Parents and children entered a strange new reality this week with schools shutting, recreational facilities locking their doors, and a sudden stop to organized sports nationwide.
There are currently many public health measures to reduce and delay the transmission of COVID-19 in communities, but that doesn’t mean that we have to stay indoors or stop being active.
In fact, this is a great time to make movement a priority to keep your body and mind healthy, and to try to reach the 60 minutes of moderate-to-vigorous intensity physical activity per day recommended in the Canadian 24-Hour Movement Guidelines.
Our family is just one of millions who are feeling the strain as we try to organize ourselves and figure out what activities are both safe and responsible.
One thing we’ve been doing multiple times a day is going for walks around our neighbourhood—while maintaining a distance of at least two metres (six feet) from others we meet.
You might be asking: “Can going for a walk really make a difference in the health and well-being of our family?”
Walking is a full-body movement that helps with balance, rhythm, posture, and muscular strength; can reduce depression; and requires no special equipment other than a good pair of shoes. Walking outdoors you’ll also get the added benefits of vitamin D, improve your attention span, and reduce feelings of stress (something we all certainly need right now!).
Going outside will also put a halt to the kids using the couch as a parkour course!
But while I could walk all day, my boys (11 and seven) are finding it’s getting repetitive. The complaining has started.
“A walk? AGAIN!?”
Thankfully, there are different activities we can do as we stride along. Here are some ideas I’ll be trying in the weeks to come:
Participate in a window walk
This first one is a favourite! With schools closed on Saint Patrick’s Day this year, kids around the country got crafty and decorated the windows and doors of their homes with shamrocks for others to spot as they strolled the neighbourhood. The “Shamrock Hunt” — inspired by an American social media post that went viral — proved so popular that community groups and municipalities began encouraging similar events by sharing a list of dates and themes, including animals on March 23 and Easter eggs on April 4.
In Orléans, Ont., several local Facebook groups created Shamrock events and promoted the idea on their pages.

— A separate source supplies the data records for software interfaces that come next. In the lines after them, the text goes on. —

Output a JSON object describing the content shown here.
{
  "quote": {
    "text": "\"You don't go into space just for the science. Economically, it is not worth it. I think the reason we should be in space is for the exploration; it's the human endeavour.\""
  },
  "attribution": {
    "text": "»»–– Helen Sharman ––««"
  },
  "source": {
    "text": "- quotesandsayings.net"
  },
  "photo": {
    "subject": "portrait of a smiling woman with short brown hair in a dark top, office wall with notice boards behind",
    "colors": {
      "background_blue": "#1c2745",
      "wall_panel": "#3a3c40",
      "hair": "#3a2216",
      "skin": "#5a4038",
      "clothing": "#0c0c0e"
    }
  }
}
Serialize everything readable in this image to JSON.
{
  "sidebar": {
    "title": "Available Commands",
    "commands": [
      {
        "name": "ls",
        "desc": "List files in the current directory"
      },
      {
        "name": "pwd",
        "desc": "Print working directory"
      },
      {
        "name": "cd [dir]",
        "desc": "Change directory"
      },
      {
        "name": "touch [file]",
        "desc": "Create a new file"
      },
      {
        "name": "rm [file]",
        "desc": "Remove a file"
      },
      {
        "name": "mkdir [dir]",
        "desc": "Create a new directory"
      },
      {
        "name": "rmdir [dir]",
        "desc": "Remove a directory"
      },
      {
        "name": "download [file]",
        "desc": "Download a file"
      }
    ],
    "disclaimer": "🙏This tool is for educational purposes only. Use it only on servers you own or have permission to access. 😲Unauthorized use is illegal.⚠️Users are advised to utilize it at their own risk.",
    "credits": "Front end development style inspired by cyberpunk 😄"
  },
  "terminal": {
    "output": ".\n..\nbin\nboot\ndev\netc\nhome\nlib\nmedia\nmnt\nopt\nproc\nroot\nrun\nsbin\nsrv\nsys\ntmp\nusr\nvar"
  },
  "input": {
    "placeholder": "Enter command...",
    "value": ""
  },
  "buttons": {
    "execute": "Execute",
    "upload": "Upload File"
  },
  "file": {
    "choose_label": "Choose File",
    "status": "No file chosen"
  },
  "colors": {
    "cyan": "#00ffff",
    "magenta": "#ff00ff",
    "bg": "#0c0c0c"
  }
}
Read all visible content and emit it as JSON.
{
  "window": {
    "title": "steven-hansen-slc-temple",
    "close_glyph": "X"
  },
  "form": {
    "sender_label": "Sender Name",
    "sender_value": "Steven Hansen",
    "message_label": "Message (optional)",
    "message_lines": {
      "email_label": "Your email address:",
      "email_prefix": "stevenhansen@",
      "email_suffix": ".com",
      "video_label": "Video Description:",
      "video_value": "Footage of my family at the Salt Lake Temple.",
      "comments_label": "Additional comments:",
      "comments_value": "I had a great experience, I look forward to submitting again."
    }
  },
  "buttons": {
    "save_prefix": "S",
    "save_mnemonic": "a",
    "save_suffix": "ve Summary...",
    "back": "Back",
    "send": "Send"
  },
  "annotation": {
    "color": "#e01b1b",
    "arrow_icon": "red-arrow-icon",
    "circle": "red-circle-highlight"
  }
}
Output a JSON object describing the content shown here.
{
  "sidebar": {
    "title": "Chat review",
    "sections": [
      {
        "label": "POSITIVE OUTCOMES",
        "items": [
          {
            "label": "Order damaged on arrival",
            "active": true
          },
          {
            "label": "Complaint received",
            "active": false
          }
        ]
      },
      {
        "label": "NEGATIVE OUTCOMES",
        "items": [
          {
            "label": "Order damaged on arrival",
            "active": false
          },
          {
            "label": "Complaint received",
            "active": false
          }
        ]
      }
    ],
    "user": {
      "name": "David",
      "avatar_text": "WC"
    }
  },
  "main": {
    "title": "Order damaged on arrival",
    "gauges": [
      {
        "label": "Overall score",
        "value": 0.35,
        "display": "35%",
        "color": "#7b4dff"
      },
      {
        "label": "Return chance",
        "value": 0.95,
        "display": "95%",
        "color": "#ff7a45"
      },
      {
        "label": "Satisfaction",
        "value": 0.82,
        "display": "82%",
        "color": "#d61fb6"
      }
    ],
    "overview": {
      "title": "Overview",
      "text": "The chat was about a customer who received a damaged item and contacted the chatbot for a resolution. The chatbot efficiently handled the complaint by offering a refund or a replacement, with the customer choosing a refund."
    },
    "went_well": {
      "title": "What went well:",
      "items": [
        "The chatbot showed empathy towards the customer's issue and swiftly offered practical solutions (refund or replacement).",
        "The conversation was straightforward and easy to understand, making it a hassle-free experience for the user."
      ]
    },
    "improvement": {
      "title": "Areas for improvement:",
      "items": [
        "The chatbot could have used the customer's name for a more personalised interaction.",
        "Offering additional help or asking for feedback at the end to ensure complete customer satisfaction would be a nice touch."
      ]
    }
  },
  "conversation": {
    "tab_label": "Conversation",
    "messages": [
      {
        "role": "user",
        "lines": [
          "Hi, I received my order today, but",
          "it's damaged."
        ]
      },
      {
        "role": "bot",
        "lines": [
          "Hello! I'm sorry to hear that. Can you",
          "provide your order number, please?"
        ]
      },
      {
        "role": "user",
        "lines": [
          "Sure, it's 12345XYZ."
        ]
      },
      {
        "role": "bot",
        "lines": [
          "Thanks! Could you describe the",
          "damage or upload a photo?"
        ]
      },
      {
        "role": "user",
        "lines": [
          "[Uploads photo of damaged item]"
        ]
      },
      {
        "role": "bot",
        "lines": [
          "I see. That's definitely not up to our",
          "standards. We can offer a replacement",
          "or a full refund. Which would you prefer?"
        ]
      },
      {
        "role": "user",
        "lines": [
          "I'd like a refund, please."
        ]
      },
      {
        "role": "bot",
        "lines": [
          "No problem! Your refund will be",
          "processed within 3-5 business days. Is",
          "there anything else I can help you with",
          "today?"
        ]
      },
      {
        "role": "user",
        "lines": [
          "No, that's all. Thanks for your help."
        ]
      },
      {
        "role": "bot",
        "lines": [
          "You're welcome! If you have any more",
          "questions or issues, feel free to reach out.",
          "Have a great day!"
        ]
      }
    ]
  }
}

I spoke to an organizer in one of the groups dedicated to these window walks, which has been growing by the hour. It first started as a shamrock hunt event organized by Amanda Hope, and then Andrea Overhoff volunteered to start the online group to keep things organized.
“The original shamrock event I think was 600 people,” said Overhoff. “People loved it and are excited to participate in future events as it gives them a purpose and something to participate in during these difficult times.”
In Quebec, there are similar events popping up called “le rallye arc-en-ciel” that invite residents to display a rainbow in their window or door.
Just make sure to follow Health Canada guidelines on social distancing during your walk and wave to kids you might see in the windows!
9 more ways to add fun to your walk
Here are some other activities you can try on your neighbourhood walks to keep things interesting and everyone active:
1. Explore the senses
Walking around the block with a toddler can take hours because there’s always something new. Explore and talk about different senses as they touch the grass poking through the snow, listen for trains and airplanes, or smell fallen pine needles.
2. Inspect nature
Bring along an inexpensive magnifying glass so kids can peer at a raindrop or inspect insects and nature they might meet. “Hello Mr. Ant!”
3. Take pictures
Give them an old camera or cell phone, or help them use yours to take themed pictures, or just snap ones that interest them. When you get home, you can upload and print them into a storybook.
4. Create a piece of art with nature rubbings
A pocket full of crayons, some paper, the sidewalk, a leaf, or bark. Tada!
5. Turn your ordinary walk into an obstacle course
Leap over the sidewalk cracks. Play follow the leader over a bench. Run a lap around the light pole. Skip to the sidewalk. Red light, stop. Green light, GO!
6. Go on a mission
Print out a neighbourhood scavenger hunt, and let them be detectives of their surroundings. I like these two that combine everyday objects with nature.
7. Use a pedometer
My oldest is mighty competitive, and trying to get more steps than his brother is plenty of motivation to get him moving.
You can also guess how many steps it takes to walk a certain distance or track your steps in a journal and add it up at the end if the week. Bonus math lesson!
8. Get out your inner animals
9. Leave signs of hope
Bring along some chalk and write messages on the sidewalk, draw an uplifting rainbow, or sketch out a hopscotch game. Not only will it be fun for you and your littles, but the next people to come along also get to enjoy the artwork and games!